K’s mom was a single mother. L’s parents were deaf. J lived with his dad and step-mom, who were suspected of abuse. I wasn’t exactly raised in a family like theirs. My parents were together, healthy, and communicative. The five of us lived in a three-bedroom duplex. We went to church across town every Sunday where my dad led worship and my mom worked. My baby brother liked to ram himself into walls and I liked to chase neighborhood adventures. There were no warning signs… nothing that suggested that I would suddenly be “shy” or unusually silent in 2004. But that was the year my silence reminded me of its existence and never left.

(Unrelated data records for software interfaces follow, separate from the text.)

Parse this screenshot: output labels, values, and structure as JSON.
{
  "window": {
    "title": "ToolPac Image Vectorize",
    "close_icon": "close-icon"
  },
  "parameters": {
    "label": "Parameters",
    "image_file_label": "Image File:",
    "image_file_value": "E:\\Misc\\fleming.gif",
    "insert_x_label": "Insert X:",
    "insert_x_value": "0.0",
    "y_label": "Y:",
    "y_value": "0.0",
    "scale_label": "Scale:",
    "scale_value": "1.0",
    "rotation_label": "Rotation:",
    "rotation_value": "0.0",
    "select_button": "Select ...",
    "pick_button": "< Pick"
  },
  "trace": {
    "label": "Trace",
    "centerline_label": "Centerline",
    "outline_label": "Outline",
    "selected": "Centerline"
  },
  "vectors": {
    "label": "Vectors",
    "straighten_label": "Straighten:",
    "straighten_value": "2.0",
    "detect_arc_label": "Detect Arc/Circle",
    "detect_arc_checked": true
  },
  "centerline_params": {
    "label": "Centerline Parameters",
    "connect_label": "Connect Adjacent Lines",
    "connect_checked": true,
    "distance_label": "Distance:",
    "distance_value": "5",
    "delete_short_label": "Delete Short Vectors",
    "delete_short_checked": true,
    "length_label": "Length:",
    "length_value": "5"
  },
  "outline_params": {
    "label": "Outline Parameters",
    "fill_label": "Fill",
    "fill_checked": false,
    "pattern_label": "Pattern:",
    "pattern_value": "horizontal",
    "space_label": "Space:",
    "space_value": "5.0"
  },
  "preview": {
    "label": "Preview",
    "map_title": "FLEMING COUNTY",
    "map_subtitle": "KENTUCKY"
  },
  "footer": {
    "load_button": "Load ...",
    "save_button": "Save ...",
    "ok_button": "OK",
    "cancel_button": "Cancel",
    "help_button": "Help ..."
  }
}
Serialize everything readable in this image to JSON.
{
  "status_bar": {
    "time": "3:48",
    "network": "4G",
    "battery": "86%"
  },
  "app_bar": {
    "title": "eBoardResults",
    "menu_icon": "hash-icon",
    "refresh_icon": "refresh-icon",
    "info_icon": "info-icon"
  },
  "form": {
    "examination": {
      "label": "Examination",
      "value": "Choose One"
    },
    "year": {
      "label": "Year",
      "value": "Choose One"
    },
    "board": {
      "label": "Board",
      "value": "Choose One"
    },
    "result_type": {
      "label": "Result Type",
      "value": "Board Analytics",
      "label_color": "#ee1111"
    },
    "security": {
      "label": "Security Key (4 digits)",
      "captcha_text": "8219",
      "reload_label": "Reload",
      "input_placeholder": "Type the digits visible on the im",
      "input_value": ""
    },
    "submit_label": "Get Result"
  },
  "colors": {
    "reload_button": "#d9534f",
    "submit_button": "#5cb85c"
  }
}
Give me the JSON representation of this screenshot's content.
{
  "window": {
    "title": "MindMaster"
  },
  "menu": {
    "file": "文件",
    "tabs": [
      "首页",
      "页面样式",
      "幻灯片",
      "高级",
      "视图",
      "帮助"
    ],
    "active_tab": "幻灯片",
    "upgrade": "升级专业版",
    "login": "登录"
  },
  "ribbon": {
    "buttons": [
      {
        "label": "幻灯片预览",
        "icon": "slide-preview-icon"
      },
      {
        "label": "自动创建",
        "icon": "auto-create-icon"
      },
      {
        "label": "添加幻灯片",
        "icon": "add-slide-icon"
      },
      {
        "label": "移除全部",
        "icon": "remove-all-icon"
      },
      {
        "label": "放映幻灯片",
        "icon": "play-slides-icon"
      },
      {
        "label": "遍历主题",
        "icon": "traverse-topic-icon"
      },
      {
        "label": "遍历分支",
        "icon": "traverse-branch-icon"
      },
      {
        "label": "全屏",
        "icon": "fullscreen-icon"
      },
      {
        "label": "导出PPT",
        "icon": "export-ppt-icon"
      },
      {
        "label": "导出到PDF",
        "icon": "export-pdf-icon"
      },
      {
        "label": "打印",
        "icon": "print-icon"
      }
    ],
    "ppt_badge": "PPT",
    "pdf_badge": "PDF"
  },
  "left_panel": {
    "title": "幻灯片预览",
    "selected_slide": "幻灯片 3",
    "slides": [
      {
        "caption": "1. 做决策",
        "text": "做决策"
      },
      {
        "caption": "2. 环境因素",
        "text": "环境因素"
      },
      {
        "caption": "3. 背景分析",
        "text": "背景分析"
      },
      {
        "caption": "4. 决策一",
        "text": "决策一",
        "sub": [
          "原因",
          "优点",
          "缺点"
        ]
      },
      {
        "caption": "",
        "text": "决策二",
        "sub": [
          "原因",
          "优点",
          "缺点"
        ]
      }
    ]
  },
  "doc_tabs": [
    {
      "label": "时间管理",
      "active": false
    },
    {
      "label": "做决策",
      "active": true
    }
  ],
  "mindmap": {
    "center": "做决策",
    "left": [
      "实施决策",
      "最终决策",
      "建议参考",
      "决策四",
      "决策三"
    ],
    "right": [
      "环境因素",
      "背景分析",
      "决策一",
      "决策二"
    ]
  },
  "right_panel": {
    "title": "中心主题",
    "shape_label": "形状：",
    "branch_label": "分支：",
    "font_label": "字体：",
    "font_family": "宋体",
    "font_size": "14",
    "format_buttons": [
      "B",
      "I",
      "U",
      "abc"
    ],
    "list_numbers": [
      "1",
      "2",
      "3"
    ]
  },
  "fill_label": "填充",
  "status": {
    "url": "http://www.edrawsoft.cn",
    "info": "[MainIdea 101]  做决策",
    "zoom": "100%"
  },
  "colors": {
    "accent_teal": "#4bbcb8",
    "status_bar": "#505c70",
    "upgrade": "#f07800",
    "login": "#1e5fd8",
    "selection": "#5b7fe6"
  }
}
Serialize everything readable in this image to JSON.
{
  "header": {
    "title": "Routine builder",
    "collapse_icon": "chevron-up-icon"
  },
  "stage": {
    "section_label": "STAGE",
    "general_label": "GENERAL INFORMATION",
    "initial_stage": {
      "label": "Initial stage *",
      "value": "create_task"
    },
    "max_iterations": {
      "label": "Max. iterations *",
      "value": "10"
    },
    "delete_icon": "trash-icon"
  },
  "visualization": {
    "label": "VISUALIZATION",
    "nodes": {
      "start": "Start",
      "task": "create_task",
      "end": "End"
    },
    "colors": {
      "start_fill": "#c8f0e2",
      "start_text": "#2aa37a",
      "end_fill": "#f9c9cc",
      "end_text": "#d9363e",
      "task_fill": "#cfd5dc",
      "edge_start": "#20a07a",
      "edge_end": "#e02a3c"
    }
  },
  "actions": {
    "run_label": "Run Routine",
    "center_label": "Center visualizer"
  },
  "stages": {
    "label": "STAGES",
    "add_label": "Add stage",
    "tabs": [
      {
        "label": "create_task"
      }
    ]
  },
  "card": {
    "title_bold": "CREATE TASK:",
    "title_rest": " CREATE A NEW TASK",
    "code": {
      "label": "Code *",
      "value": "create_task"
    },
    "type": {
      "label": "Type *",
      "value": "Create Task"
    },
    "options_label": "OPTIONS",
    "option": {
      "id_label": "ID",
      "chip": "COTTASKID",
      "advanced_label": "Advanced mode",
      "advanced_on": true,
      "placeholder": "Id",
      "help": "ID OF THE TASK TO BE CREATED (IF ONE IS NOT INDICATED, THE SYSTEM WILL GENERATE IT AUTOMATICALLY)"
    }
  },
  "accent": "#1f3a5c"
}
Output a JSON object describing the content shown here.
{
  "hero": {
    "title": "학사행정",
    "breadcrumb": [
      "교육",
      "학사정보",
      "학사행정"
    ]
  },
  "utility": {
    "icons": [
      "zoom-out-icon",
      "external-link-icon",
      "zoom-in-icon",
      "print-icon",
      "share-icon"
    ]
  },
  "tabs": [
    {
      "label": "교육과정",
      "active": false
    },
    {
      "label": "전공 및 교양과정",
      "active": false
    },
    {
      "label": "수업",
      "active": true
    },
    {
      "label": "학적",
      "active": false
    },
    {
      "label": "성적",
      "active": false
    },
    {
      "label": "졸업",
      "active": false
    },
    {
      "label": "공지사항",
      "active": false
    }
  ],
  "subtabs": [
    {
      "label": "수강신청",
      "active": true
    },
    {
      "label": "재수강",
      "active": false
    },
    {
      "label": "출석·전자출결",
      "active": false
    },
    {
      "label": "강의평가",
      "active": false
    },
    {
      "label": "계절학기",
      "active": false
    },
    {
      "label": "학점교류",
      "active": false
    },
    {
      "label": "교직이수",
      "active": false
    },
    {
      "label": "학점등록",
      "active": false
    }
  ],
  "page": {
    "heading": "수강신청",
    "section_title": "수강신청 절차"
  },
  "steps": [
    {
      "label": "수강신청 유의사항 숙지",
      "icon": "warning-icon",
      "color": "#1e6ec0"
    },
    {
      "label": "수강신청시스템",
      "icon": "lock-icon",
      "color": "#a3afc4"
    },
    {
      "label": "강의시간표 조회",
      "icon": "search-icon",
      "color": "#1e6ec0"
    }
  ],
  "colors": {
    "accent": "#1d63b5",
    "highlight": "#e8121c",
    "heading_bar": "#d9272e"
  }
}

According to my mother, my teachers always remarked on my silence before this age, but I hold no memories of severe “shyness” at school between (and including) Kindergarten and 2nd Grade. Perhaps I was quiet all this time but was too young to notice… especially since I seemed to be friends with everybody. Or maybe it’s because my memories of those grades are dominated by memories of rebellion… rebellion from my silence. Whatever the case, it was eight-year-old-me who was shocked into the reality of my condition. It was eight-year-old-me who was given a self-help book by my third grade teacher. It was eight-year-old-me who garnered the most attention from her silence, her failed hearing tests, and her waning giftedness. Eight-year-old-me who was stuck with the burden of knowledge that something just wasn’t right. Something was very wrong.